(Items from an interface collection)
──────────────────────────────

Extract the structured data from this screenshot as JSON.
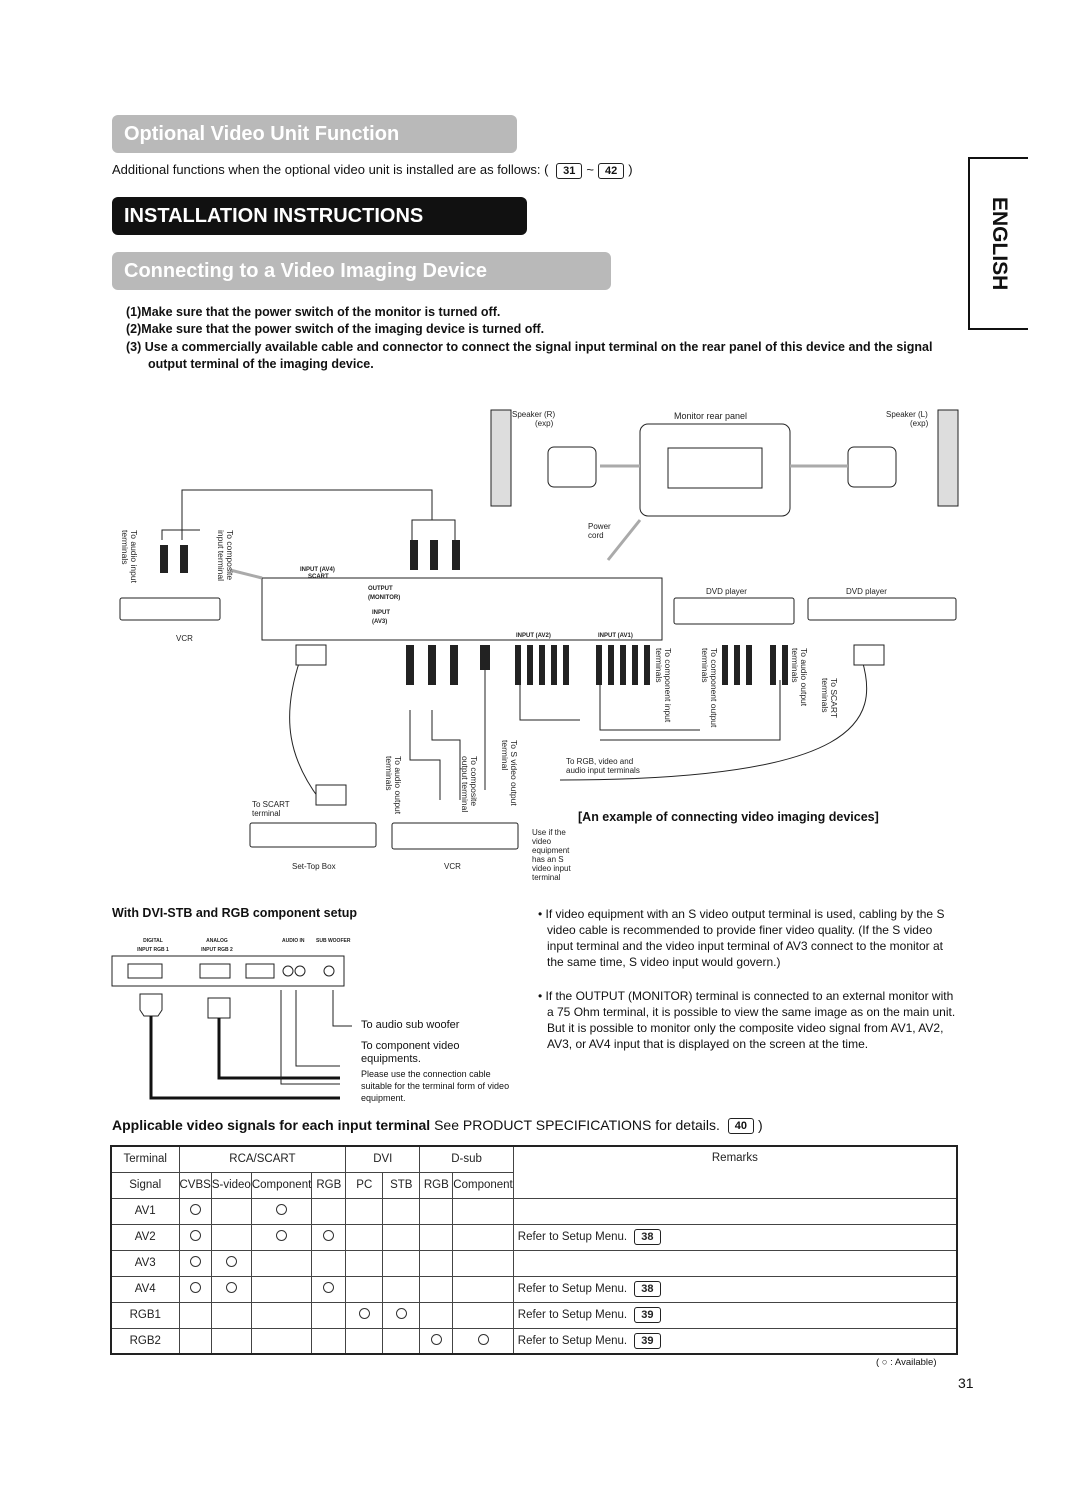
{
  "optional": {
    "title": "Optional Video Unit Function",
    "desc": "Additional functions when the optional video unit is installed are as follows: (",
    "page_from": "31",
    "tilde": "~",
    "page_to": "42",
    "close": ")"
  },
  "install_title": "INSTALLATION INSTRUCTIONS",
  "connect_title": "Connecting to a Video Imaging Device",
  "language_tab": "ENGLISH",
  "steps": [
    {
      "num": "(1)",
      "text": "Make sure that the power switch of the monitor is turned off."
    },
    {
      "num": "(2)",
      "text": "Make sure that the power switch of the imaging device is turned off."
    },
    {
      "num": "(3)",
      "text": "Use a commercially available cable and connector to connect the signal input terminal on the rear panel of this device and the signal output terminal of the imaging device."
    }
  ],
  "diagram": {
    "speaker_r": "Speaker (R)",
    "speaker_l": "Speaker (L)",
    "exp": "(exp)",
    "monitor_rear": "Monitor rear panel",
    "power_cord": "Power cord",
    "to_audio_input": "To audio input terminals",
    "to_composite_input": "To composite input terminal",
    "vcr": "VCR",
    "input_av4": "INPUT (AV4)",
    "scart": "SCART",
    "output_monitor": "OUTPUT (MONITOR)",
    "input_av3": "INPUT (AV3)",
    "input_av2": "INPUT (AV2)",
    "input_av1": "INPUT (AV1)",
    "dvd_player": "DVD player",
    "to_component_input": "To component input terminals",
    "to_component_output": "To component output terminals",
    "to_audio_output": "To audio output terminals",
    "to_scart": "To SCART terminals",
    "to_audio_output2": "To audio output terminals",
    "to_composite_output": "To composite output terminal",
    "to_svideo_output": "To S video output terminal",
    "to_rgb": "To RGB, video and audio input terminals",
    "to_scart_terminal": "To SCART terminal",
    "set_top_box": "Set-Top Box",
    "vcr2": "VCR",
    "use_if": "Use if the video equipment has an S video input terminal",
    "caption": "[An example of connecting video imaging devices]"
  },
  "dvi": {
    "title": "With DVI-STB and RGB component setup",
    "digital": "DIGITAL INPUT RGB 1",
    "analog": "ANALOG INPUT RGB 2",
    "audio_in": "AUDIO IN",
    "sub": "SUB WOOFER",
    "to_sub": "To audio sub woofer",
    "to_comp": "To component video equipments.",
    "note": "Please use the connection cable suitable for the terminal form of video equipment."
  },
  "bullets": [
    "If video equipment with an S video output terminal is used, cabling by the S video cable is recommended to provide finer video quality. (If the S video input terminal and the video input terminal of AV3 connect to the monitor at the same time, S video input would govern.)",
    "If the OUTPUT (MONITOR) terminal is connected to an external monitor with a 75 Ohm terminal, it is possible to view the same image as on the main unit. But it is possible to monitor only the composite video signal from AV1, AV2, AV3, or AV4 input that is displayed on the screen at the time."
  ],
  "applicable": {
    "bold": "Applicable video signals for each input terminal",
    "rest": "See PRODUCT SPECIFICATIONS for details.",
    "page": "40",
    "close": ")"
  },
  "table": {
    "groups": [
      "Terminal",
      "RCA/SCART",
      "DVI",
      "D-sub",
      "Remarks"
    ],
    "signals": [
      "Signal",
      "CVBS",
      "S-video",
      "Component",
      "RGB",
      "PC",
      "STB",
      "RGB",
      "Component"
    ],
    "rows": [
      {
        "name": "AV1",
        "marks": [
          1,
          0,
          1,
          0,
          0,
          0,
          0,
          0
        ],
        "remark": "",
        "page": ""
      },
      {
        "name": "AV2",
        "marks": [
          1,
          0,
          1,
          1,
          0,
          0,
          0,
          0
        ],
        "remark": "Refer to Setup Menu.",
        "page": "38"
      },
      {
        "name": "AV3",
        "marks": [
          1,
          1,
          0,
          0,
          0,
          0,
          0,
          0
        ],
        "remark": "",
        "page": ""
      },
      {
        "name": "AV4",
        "marks": [
          1,
          1,
          0,
          1,
          0,
          0,
          0,
          0
        ],
        "remark": "Refer to Setup Menu.",
        "page": "38"
      },
      {
        "name": "RGB1",
        "marks": [
          0,
          0,
          0,
          0,
          1,
          1,
          0,
          0
        ],
        "remark": "Refer to Setup Menu.",
        "page": "39"
      },
      {
        "name": "RGB2",
        "marks": [
          0,
          0,
          0,
          0,
          0,
          0,
          1,
          1
        ],
        "remark": "Refer to Setup Menu.",
        "page": "39"
      }
    ],
    "legend": "( ○ : Available)"
  },
  "page_number": "31"
}
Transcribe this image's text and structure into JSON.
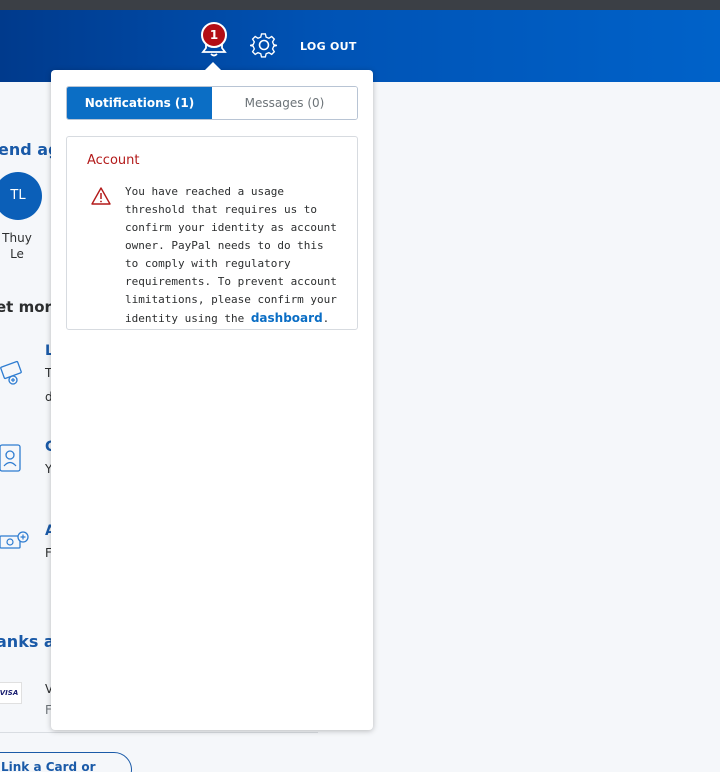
{
  "header": {
    "notification_count": "1",
    "logout_label": "LOG OUT"
  },
  "background": {
    "send_again_heading": "end ag",
    "contact": {
      "initials": "TL",
      "name": "Thuy Le"
    },
    "get_more_heading": "et more",
    "item_fragments": [
      "L",
      "T",
      "d",
      "C",
      "Y",
      "A",
      "F"
    ],
    "banks_heading": "anks a",
    "visa_label": "VISA",
    "visa_fragments": [
      "V",
      "F"
    ],
    "link_card_label": "Link a Card or Bank"
  },
  "dropdown": {
    "tabs": [
      {
        "label": "Notifications (1)",
        "active": true
      },
      {
        "label": "Messages (0)",
        "active": false
      }
    ],
    "notification": {
      "title": "Account",
      "body": "You have reached a usage threshold that requires us to confirm your identity as account owner. PayPal needs to do this to comply with regulatory requirements. To prevent account limitations, please confirm your identity using the ",
      "link_text": "dashboard",
      "suffix": "."
    }
  },
  "colors": {
    "header_blue": "#0053b5",
    "badge_red": "#b30e16",
    "active_tab": "#0b6ec5",
    "alert_red": "#b31a1a",
    "link_blue": "#0b6ec5"
  },
  "icons": [
    "bell-icon",
    "gear-icon",
    "warning-icon",
    "bill-pay-icon",
    "id-card-icon",
    "money-add-icon",
    "visa-logo"
  ]
}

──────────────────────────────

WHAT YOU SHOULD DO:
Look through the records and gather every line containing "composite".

TASK RESPONSE:
    "to_composite_input": "To composite input terminal",
    "to_composite_output": "To composite output terminal",
    "If the OUTPUT (MONITOR) terminal is connected to an external monitor with a 75 Ohm terminal, it is possible to view the same image as on the main unit. But it is possible to monitor only the composite video signal from AV1, AV2, AV3, or AV4 input that is displayed on the screen at the time."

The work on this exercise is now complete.